This was said by Mr. Fernando Alage, Deputy Director General of Customs, Mozambique Revenue Authority, when he opened a workshop on the country’s Coordinated Border Management (CBM) National Strategy held in Maputo from 27th March to 30th March 2023. The workshop was aimed to enhance coordination and cooperation among Government ministries, departments and agencies, as well as representatives of private sector organisations that have a role in facilitating cross-border trade and the clearance of travelers.
At the end of the workshop, the Southern African Development Community (SADC) Secretariat handed over the CBM National Strategy document to Mozambique, which became the first SADC Member State to develop the strategy which is supported by the European Union (EU)-funded Trade Facilitation Programme (TFP) and is implemented by the Secretariat.
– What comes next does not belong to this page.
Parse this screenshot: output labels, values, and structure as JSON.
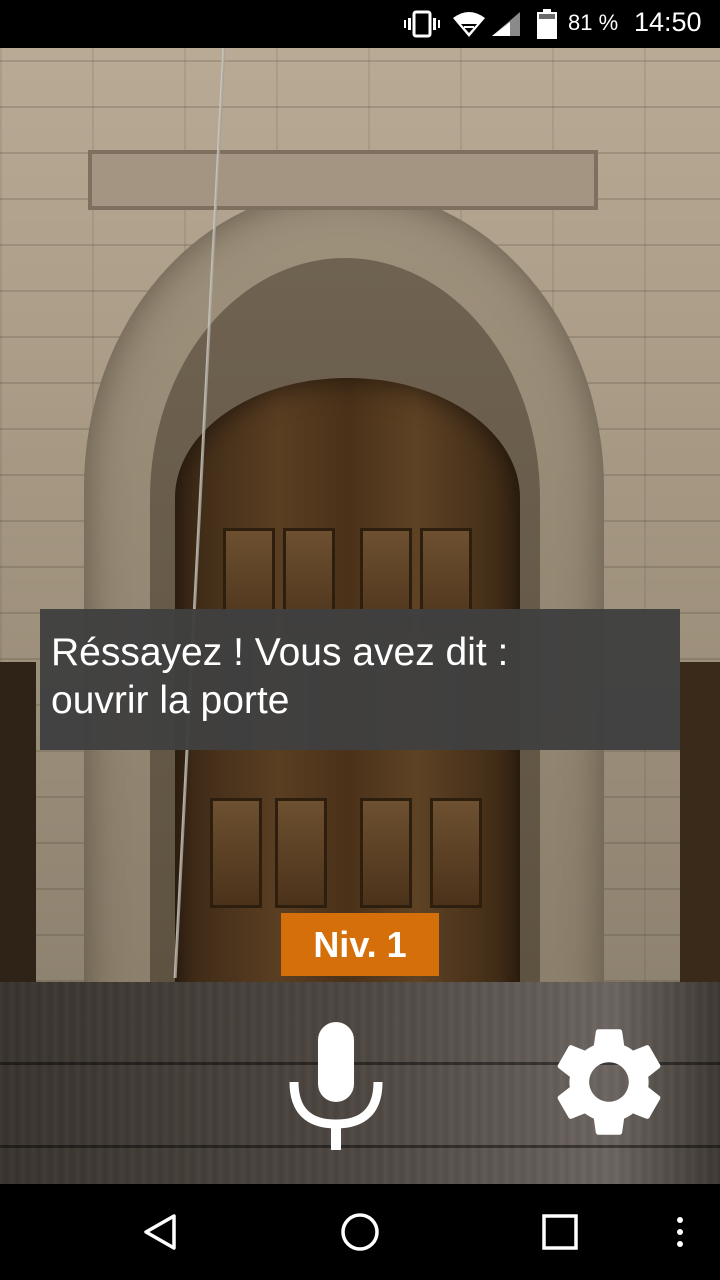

The TFP seeks to ensure that trade flows within SADC Region and with the outside world are increased along the North-South Corridor NSC, supports the implementation of the World Trade Organisation Trade Facilitation Agreement and the SADC CBM Guidelines on selected border posts along the corridor.
Mozambique’s CBM plan seeks to strengthen the coordination and cooperation mechanisms among Government agencies, and between Mozambique and SADC Member States, on clearance of goods, means of conveyance, and people at the border posts.
Mr Alage said the strategy is part of a set of trade facilitation measures recommended by international organisations, to which the country is a signatory, aimed at allowing greater organisation, speed and less bureaucracy in trade, and constitutes an essential tool in the scope of regional and continental integration, particularly in the SADC Free Trade Area (FTA).
The strategy presents two perspectives, namely a horizontal perspective which shares information and procedures between all institutions exercising procedural compliance control at borders; and a vertical perspective which translates into the harmonisation and sharing of the same procedures and policies among State officials, from top to bottom and vice versa.
Speaking at the same occasion, Mr. Alcides Monteiro, Senior Officer-Customs, Directorate of Finance, Investment and Customs in the SADC Secretariat, encouraged stakeholders to effectively implement the CBM National Strategy in order to improve the business environment, attract Foreign Direct Investment (FDI) and increase trade flows within the SADC Region along the North-South Corridor.
Implementation of the CBM concept forms part of the activities contained in the TFP which was designed to support the consolidation of the SADC FTA, to support the implementation of SADC Industrialisation Strategy and Roadmap (2015-2063) and value chains as part of SADC Regional integration agenda. The FTA, whose implementation began in 2008 when 12 Member States achieved 85 percent liberalisation of their tariff lines, contributed significantly to the increase in trade in the Region. Current statistics indicate that intra-regional trade stands at 20 percent and there are indications that this figure could increase in the short term with the introduction of the Industrialisation Strategy and Roadmap focusing on value chains.
Mr Monteiro said to consolidate the FTA, the Ministerial Taskforce for Regional Integration identified, among several measures, the removal of non-tariff barriers, effective implementation of trade facilitation measures, and the accession of Member States that are not yet part of it.
Implementation of the CBM concept in Mozambique is expected to contribute to the improvement of the business environment and attract FDI that will also eventually contribute to the transition of the economies of scale.
Speaking after receiving the CBM Strategy document and in his workshop closing remarks, Mr Alage expressed appreciation and gratitude to the SADC Secretariat for its assistance in designing the plan.
“The National Strategy for Coordinated Border Management, which we have just received today, is part of a set of trade facilitation measures recommended by international organisations to which Mozambique is a signatory, aiming at greater organisation, speed and less bureaucracy in commercial exchanges with neighbouring States and is also an essential mechanism or tool in the scope of regional and continental integration, particularly in the SADC Free Trade Area,” he said.
“It remains for us all to continue to engage in efforts for the practical implementation of the Strategy that we have just witnessed the reception, in favour of the development of Mozambique, the region, the continent and the entire world.”